On the 14(a-5) issue there was submitted to the Board fifteen
letters in favor of the transfer. Five of these letters were solicited by the applicant and about half of the unsolicited letters seem motivated more by their desire to have the store removed from its present location at 5136 rather than a positive sentiment in favor of a liquor store at 4881. Thus the letter of Frederick R. Pettis says: '* * * I believe the new location is the proper site for a liquor store. Its present location is more of a residential area than the heavy commercial area in the 4800 block of MacArthur Boulevard. * * *' Another example is that of Charles E. Perry: '* * * Recently I have purchased a home at 5225 Manning Place, N.W. and, from a personal viewpoint, this liquor store in the commercial district would not be as objectionable as it is in its present location. * * *'

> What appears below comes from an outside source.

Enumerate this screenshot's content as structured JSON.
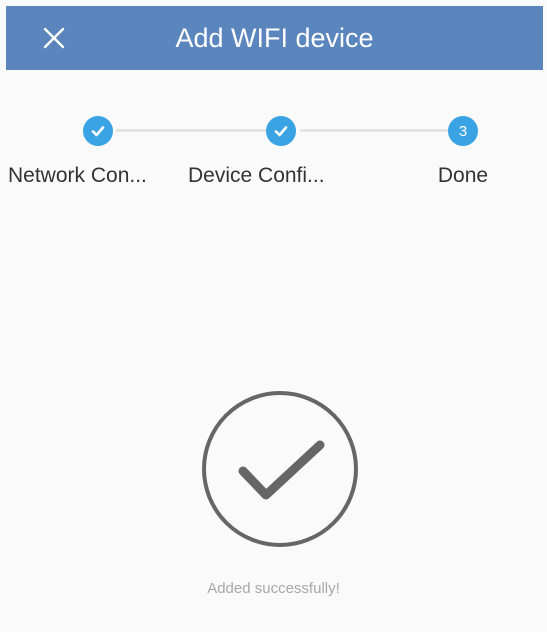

After the hearing was over, the Board drove about to survey the neighborhood. However, it is unclear to the Court how large an area was inspected. They returned to their office and took out maps and on the basis of these and of their survey, delineated what they considered to be a 'neighborhood' within 14(a-5). They then counted the number of houses in the neighborhood thus delineated. A call to the Bureau of the Census by someone in the office resulted in the use of the factor 2.4 to determine the number of adults in the neighborhood. On the basis of this computation, the adult residents of the neighborhood were postulated at 929. The petitions were turned over to the Board's analysis section which checked how many property owners had signed the 14(c) form and how many residents of the 'neighborhood' had signed both forms. It was determined that only 20% of the property owners had signed the 14(c) form and thus validly protested under 14(c) and 44.4% of the 'neighborhood' had registered objection under 14(a-5).
The Board granted the transfer, saying: